When you sit down to produce, do you find that the creative faucets are already open? Or does it take a while to prime the pump? Ever sit for ages before that glowing screen, waiting for inspiration? It may not be as much of a bad thing as it feels like. And it may even be a good idea to let it happen. 

I'm working on book number six with Penguin (and basking somewhat in the glow of the previous ones appearing on the 'Audible' platform). While I'm involved with the writing process, I like to read books and articles on the craft of writing, just to ensure that I'm utilising all the tools available to me. I came across one that recommends 're-naming writer's block.' 

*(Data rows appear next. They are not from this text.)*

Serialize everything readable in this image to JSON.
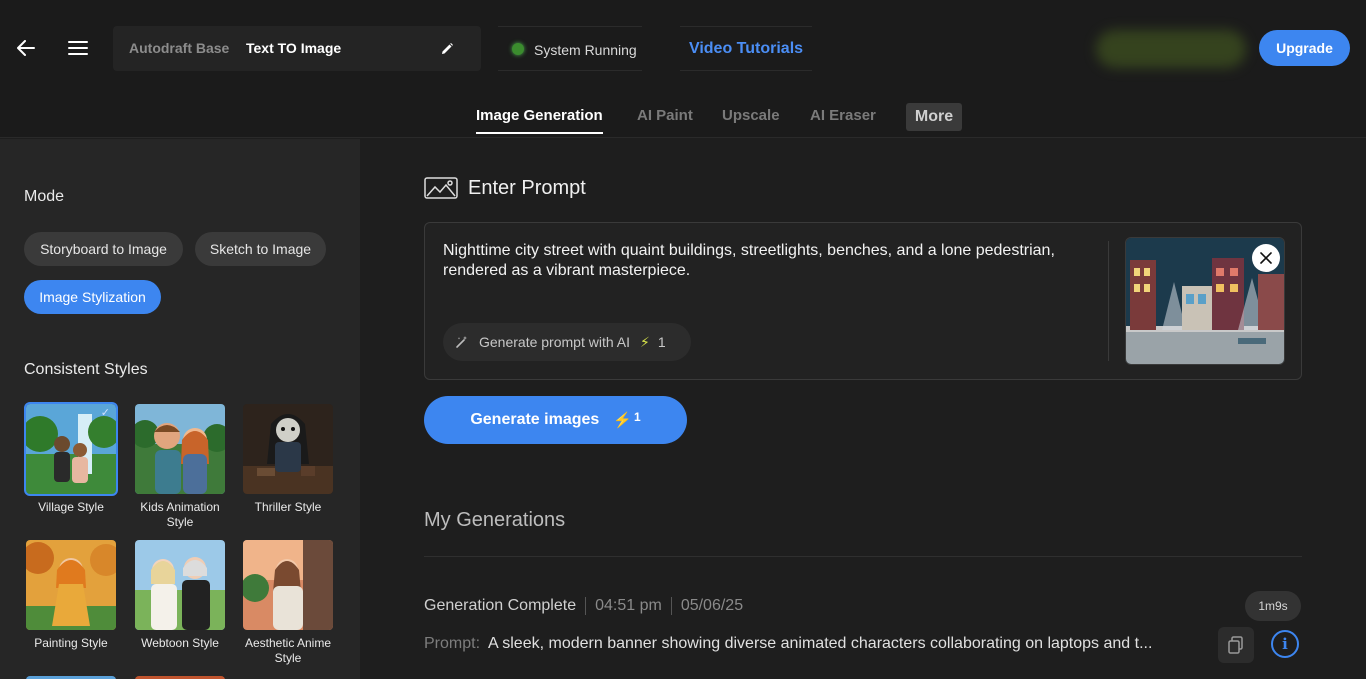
{
  "header": {
    "project_base": "Autodraft Base",
    "project_name": "Text TO Image",
    "status_text": "System Running",
    "video_tutorials": "Video Tutorials",
    "upgrade_label": "Upgrade"
  },
  "tabs": [
    {
      "label": "Image Generation",
      "active": true
    },
    {
      "label": "AI Paint",
      "active": false
    },
    {
      "label": "Upscale",
      "active": false
    },
    {
      "label": "AI Eraser",
      "active": false
    },
    {
      "label": "More",
      "active": false
    }
  ],
  "sidebar": {
    "mode_title": "Mode",
    "modes": [
      {
        "label": "Storyboard to Image",
        "active": false
      },
      {
        "label": "Sketch to Image",
        "active": false
      },
      {
        "label": "Image Stylization",
        "active": true
      }
    ],
    "styles_title": "Consistent Styles",
    "styles": [
      {
        "label": "Village Style",
        "selected": true
      },
      {
        "label": "Kids Animation Style",
        "selected": false
      },
      {
        "label": "Thriller Style",
        "selected": false
      },
      {
        "label": "Painting Style",
        "selected": false
      },
      {
        "label": "Webtoon Style",
        "selected": false
      },
      {
        "label": "Aesthetic Anime Style",
        "selected": false
      }
    ]
  },
  "prompt": {
    "section_title": "Enter Prompt",
    "text": "Nighttime city street with quaint buildings, streetlights, benches, and a lone pedestrian, rendered as a vibrant masterpiece.",
    "gen_ai_label": "Generate prompt with AI",
    "gen_ai_cost": "1",
    "generate_label": "Generate images",
    "generate_cost": "1"
  },
  "generations": {
    "title": "My Generations",
    "items": [
      {
        "status": "Generation Complete",
        "time": "04:51 pm",
        "date": "05/06/25",
        "duration": "1m9s",
        "prompt_label": "Prompt:",
        "prompt": "A sleek, modern banner showing diverse animated characters collaborating on laptops and t..."
      }
    ]
  },
  "colors": {
    "accent": "#3d86f0",
    "status_green": "#3b8c2e",
    "bolt_yellow": "#d7e34a"
  }
}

The argument goes like this: In any pursuit, there is a period of creative stalling up front, in which the practitioner gets oriented, drifts into imagining scenarios, and essentially just dreams in creative ways, before starting with the actual work. 

The same should be true of writing, and it shouldn't be a bad thing. If you re-name your writer's block as 'rehearsal' and give yourself permission to sit for a half hour before beginning, you remove anxiety and permit yourself the time and space to strategise. 

If you're having trouble with that next article, that next chapter, that next product, as you propel yourself toward expert status, let yourself have trouble with it. But stay. Stay at it, and view the initial stall and stutter as a healthy step in the process; a perfectly normal part of producing, and ultimately, of positioning yourself as an expert.  


Douglas Kruger is a professional keynote speaker at conferences around the world. He specialises in disruptive innovation and expert-positioning, helping brands to become more memorable than their competitors’. See him in action, or sign up for his motivational newsletter, at www.douglaskruger.co.za. Book him to present for your leadership team: email info@douglaskrugerspeaker.com